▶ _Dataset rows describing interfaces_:
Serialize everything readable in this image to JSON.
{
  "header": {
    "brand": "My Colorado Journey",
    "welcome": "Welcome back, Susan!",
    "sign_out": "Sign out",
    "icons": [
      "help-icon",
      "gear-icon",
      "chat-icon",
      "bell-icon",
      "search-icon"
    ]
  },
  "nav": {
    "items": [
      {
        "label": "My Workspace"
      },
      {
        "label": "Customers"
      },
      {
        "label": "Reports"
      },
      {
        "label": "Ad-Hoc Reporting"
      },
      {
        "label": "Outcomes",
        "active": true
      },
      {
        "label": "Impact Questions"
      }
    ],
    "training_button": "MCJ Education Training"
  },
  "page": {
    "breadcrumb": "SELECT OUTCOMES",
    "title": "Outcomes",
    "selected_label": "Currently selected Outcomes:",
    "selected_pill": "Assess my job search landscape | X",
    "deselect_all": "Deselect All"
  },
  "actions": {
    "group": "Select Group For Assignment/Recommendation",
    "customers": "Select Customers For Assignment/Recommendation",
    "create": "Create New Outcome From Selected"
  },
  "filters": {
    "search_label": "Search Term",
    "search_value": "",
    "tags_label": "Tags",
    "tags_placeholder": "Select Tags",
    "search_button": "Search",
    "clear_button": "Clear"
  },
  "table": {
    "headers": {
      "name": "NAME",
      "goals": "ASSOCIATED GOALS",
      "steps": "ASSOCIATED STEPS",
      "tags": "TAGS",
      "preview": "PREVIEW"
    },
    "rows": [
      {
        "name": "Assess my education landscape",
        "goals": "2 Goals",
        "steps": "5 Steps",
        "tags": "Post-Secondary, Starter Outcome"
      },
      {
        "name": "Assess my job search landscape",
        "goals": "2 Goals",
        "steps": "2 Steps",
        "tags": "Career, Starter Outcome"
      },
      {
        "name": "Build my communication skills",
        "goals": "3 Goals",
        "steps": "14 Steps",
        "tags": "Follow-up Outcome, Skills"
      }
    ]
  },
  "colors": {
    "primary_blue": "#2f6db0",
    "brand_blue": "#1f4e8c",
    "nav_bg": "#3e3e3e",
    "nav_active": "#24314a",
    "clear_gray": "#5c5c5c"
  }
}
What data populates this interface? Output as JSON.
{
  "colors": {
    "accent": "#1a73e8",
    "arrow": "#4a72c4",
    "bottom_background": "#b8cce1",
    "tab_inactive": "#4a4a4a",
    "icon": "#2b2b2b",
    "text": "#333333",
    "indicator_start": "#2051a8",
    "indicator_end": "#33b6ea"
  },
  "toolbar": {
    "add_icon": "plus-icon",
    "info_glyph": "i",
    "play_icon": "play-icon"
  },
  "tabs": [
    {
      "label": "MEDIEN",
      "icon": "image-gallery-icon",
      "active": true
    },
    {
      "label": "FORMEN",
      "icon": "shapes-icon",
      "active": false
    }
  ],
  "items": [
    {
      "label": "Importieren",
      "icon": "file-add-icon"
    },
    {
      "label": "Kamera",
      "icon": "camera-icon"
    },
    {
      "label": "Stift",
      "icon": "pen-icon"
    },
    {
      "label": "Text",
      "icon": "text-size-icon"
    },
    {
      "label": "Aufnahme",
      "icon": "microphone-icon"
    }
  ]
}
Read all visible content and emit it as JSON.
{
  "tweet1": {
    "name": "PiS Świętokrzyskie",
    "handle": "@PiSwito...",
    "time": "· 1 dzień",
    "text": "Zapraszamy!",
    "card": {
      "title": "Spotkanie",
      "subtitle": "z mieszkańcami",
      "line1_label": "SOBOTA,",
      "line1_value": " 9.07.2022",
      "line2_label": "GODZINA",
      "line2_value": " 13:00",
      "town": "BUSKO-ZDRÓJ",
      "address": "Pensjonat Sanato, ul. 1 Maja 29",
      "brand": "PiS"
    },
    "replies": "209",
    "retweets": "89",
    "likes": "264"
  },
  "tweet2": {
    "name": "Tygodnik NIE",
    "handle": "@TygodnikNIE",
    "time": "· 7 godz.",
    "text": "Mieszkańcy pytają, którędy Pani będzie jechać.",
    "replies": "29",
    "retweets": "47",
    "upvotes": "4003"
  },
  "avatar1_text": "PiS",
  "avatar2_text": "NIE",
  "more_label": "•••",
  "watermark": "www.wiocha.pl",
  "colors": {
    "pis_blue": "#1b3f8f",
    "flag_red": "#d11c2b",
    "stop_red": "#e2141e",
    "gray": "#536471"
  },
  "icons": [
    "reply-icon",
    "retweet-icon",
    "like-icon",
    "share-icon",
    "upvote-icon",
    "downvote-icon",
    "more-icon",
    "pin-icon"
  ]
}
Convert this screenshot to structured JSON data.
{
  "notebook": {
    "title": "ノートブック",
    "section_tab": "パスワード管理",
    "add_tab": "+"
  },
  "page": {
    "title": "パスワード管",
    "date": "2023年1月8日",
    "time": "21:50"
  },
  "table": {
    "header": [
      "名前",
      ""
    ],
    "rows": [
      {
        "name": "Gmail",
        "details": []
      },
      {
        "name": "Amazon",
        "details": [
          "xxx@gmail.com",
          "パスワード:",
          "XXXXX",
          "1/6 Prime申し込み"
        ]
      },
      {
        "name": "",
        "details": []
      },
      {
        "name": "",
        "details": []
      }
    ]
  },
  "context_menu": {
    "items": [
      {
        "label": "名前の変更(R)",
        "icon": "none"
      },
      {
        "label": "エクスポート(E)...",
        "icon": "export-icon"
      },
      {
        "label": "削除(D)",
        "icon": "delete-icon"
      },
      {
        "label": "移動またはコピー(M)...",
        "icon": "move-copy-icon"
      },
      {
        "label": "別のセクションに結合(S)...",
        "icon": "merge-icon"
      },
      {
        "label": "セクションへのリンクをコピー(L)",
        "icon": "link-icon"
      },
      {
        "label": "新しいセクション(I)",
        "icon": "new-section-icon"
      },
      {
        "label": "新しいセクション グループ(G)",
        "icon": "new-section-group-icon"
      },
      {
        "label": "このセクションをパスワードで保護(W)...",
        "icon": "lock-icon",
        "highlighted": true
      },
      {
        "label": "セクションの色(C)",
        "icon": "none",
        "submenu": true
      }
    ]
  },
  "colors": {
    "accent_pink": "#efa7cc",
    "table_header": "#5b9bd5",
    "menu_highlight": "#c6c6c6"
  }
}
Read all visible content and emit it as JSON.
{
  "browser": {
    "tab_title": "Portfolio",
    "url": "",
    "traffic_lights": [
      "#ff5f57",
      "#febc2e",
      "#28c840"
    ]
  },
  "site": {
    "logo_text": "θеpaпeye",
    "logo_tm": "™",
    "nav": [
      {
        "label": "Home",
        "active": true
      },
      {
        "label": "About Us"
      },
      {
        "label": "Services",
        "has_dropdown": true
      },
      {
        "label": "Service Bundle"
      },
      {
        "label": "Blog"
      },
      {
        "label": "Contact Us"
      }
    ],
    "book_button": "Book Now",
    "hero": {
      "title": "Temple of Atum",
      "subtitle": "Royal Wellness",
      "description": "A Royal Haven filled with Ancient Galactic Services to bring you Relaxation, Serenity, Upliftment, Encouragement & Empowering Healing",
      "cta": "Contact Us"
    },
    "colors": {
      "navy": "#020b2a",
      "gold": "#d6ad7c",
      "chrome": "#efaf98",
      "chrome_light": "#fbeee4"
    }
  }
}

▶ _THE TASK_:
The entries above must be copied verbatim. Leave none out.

▶ _WRITTEN SOLUTION_:
Serialize everything readable in this image to JSON.
{
  "header": {
    "brand": "My Colorado Journey",
    "welcome": "Welcome back, Susan!",
    "sign_out": "Sign out",
    "icons": [
      "help-icon",
      "gear-icon",
      "chat-icon",
      "bell-icon",
      "search-icon"
    ]
  },
  "nav": {
    "items": [
      {
        "label": "My Workspace"
      },
      {
        "label": "Customers"
      },
      {
        "label": "Reports"
      },
      {
        "label": "Ad-Hoc Reporting"
      },
      {
        "label": "Outcomes",
        "active": true
      },
      {
        "label": "Impact Questions"
      }
    ],
    "training_button": "MCJ Education Training"
  },
  "page": {
    "breadcrumb": "SELECT OUTCOMES",
    "title": "Outcomes",
    "selected_label": "Currently selected Outcomes:",
    "selected_pill": "Assess my job search landscape | X",
    "deselect_all": "Deselect All"
  },
  "actions": {
    "group": "Select Group For Assignment/Recommendation",
    "customers": "Select Customers For Assignment/Recommendation",
    "create": "Create New Outcome From Selected"
  },
  "filters": {
    "search_label": "Search Term",
    "search_value": "",
    "tags_label": "Tags",
    "tags_placeholder": "Select Tags",
    "search_button": "Search",
    "clear_button": "Clear"
  },
  "table": {
    "headers": {
      "name": "NAME",
      "goals": "ASSOCIATED GOALS",
      "steps": "ASSOCIATED STEPS",
      "tags": "TAGS",
      "preview": "PREVIEW"
    },
    "rows": [
      {
        "name": "Assess my education landscape",
        "goals": "2 Goals",
        "steps": "5 Steps",
        "tags": "Post-Secondary, Starter Outcome"
      },
      {
        "name": "Assess my job search landscape",
        "goals": "2 Goals",
        "steps": "2 Steps",
        "tags": "Career, Starter Outcome"
      },
      {
        "name": "Build my communication skills",
        "goals": "3 Goals",
        "steps": "14 Steps",
        "tags": "Follow-up Outcome, Skills"
      }
    ]
  },
  "colors": {
    "primary_blue": "#2f6db0",
    "brand_blue": "#1f4e8c",
    "nav_bg": "#3e3e3e",
    "nav_active": "#24314a",
    "clear_gray": "#5c5c5c"
  }
}
What data populates this interface? Output as JSON.
{
  "colors": {
    "accent": "#1a73e8",
    "arrow": "#4a72c4",
    "bottom_background": "#b8cce1",
    "tab_inactive": "#4a4a4a",
    "icon": "#2b2b2b",
    "text": "#333333",
    "indicator_start": "#2051a8",
    "indicator_end": "#33b6ea"
  },
  "toolbar": {
    "add_icon": "plus-icon",
    "info_glyph": "i",
    "play_icon": "play-icon"
  },
  "tabs": [
    {
      "label": "MEDIEN",
      "icon": "image-gallery-icon",
      "active": true
    },
    {
      "label": "FORMEN",
      "icon": "shapes-icon",
      "active": false
    }
  ],
  "items": [
    {
      "label": "Importieren",
      "icon": "file-add-icon"
    },
    {
      "label": "Kamera",
      "icon": "camera-icon"
    },
    {
      "label": "Stift",
      "icon": "pen-icon"
    },
    {
      "label": "Text",
      "icon": "text-size-icon"
    },
    {
      "label": "Aufnahme",
      "icon": "microphone-icon"
    }
  ]
}
Read all visible content and emit it as JSON.
{
  "tweet1": {
    "name": "PiS Świętokrzyskie",
    "handle": "@PiSwito...",
    "time": "· 1 dzień",
    "text": "Zapraszamy!",
    "card": {
      "title": "Spotkanie",
      "subtitle": "z mieszkańcami",
      "line1_label": "SOBOTA,",
      "line1_value": " 9.07.2022",
      "line2_label": "GODZINA",
      "line2_value": " 13:00",
      "town": "BUSKO-ZDRÓJ",
      "address": "Pensjonat Sanato, ul. 1 Maja 29",
      "brand": "PiS"
    },
    "replies": "209",
    "retweets": "89",
    "likes": "264"
  },
  "tweet2": {
    "name": "Tygodnik NIE",
    "handle": "@TygodnikNIE",
    "time": "· 7 godz.",
    "text": "Mieszkańcy pytają, którędy Pani będzie jechać.",
    "replies": "29",
    "retweets": "47",
    "upvotes": "4003"
  },
  "avatar1_text": "PiS",
  "avatar2_text": "NIE",
  "more_label": "•••",
  "watermark": "www.wiocha.pl",
  "colors": {
    "pis_blue": "#1b3f8f",
    "flag_red": "#d11c2b",
    "stop_red": "#e2141e",
    "gray": "#536471"
  },
  "icons": [
    "reply-icon",
    "retweet-icon",
    "like-icon",
    "share-icon",
    "upvote-icon",
    "downvote-icon",
    "more-icon",
    "pin-icon"
  ]
}
Convert this screenshot to structured JSON data.
{
  "notebook": {
    "title": "ノートブック",
    "section_tab": "パスワード管理",
    "add_tab": "+"
  },
  "page": {
    "title": "パスワード管",
    "date": "2023年1月8日",
    "time": "21:50"
  },
  "table": {
    "header": [
      "名前",
      ""
    ],
    "rows": [
      {
        "name": "Gmail",
        "details": []
      },
      {
        "name": "Amazon",
        "details": [
          "xxx@gmail.com",
          "パスワード:",
          "XXXXX",
          "1/6 Prime申し込み"
        ]
      },
      {
        "name": "",
        "details": []
      },
      {
        "name": "",
        "details": []
      }
    ]
  },
  "context_menu": {
    "items": [
      {
        "label": "名前の変更(R)",
        "icon": "none"
      },
      {
        "label": "エクスポート(E)...",
        "icon": "export-icon"
      },
      {
        "label": "削除(D)",
        "icon": "delete-icon"
      },
      {
        "label": "移動またはコピー(M)...",
        "icon": "move-copy-icon"
      },
      {
        "label": "別のセクションに結合(S)...",
        "icon": "merge-icon"
      },
      {
        "label": "セクションへのリンクをコピー(L)",
        "icon": "link-icon"
      },
      {
        "label": "新しいセクション(I)",
        "icon": "new-section-icon"
      },
      {
        "label": "新しいセクション グループ(G)",
        "icon": "new-section-group-icon"
      },
      {
        "label": "このセクションをパスワードで保護(W)...",
        "icon": "lock-icon",
        "highlighted": true
      },
      {
        "label": "セクションの色(C)",
        "icon": "none",
        "submenu": true
      }
    ]
  },
  "colors": {
    "accent_pink": "#efa7cc",
    "table_header": "#5b9bd5",
    "menu_highlight": "#c6c6c6"
  }
}
Read all visible content and emit it as JSON.
{
  "browser": {
    "tab_title": "Portfolio",
    "url": "",
    "traffic_lights": [
      "#ff5f57",
      "#febc2e",
      "#28c840"
    ]
  },
  "site": {
    "logo_text": "θеpaпeye",
    "logo_tm": "™",
    "nav": [
      {
        "label": "Home",
        "active": true
      },
      {
        "label": "About Us"
      },
      {
        "label": "Services",
        "has_dropdown": true
      },
      {
        "label": "Service Bundle"
      },
      {
        "label": "Blog"
      },
      {
        "label": "Contact Us"
      }
    ],
    "book_button": "Book Now",
    "hero": {
      "title": "Temple of Atum",
      "subtitle": "Royal Wellness",
      "description": "A Royal Haven filled with Ancient Galactic Services to bring you Relaxation, Serenity, Upliftment, Encouragement & Empowering Healing",
      "cta": "Contact Us"
    },
    "colors": {
      "navy": "#020b2a",
      "gold": "#d6ad7c",
      "chrome": "#efaf98",
      "chrome_light": "#fbeee4"
    }
  }
}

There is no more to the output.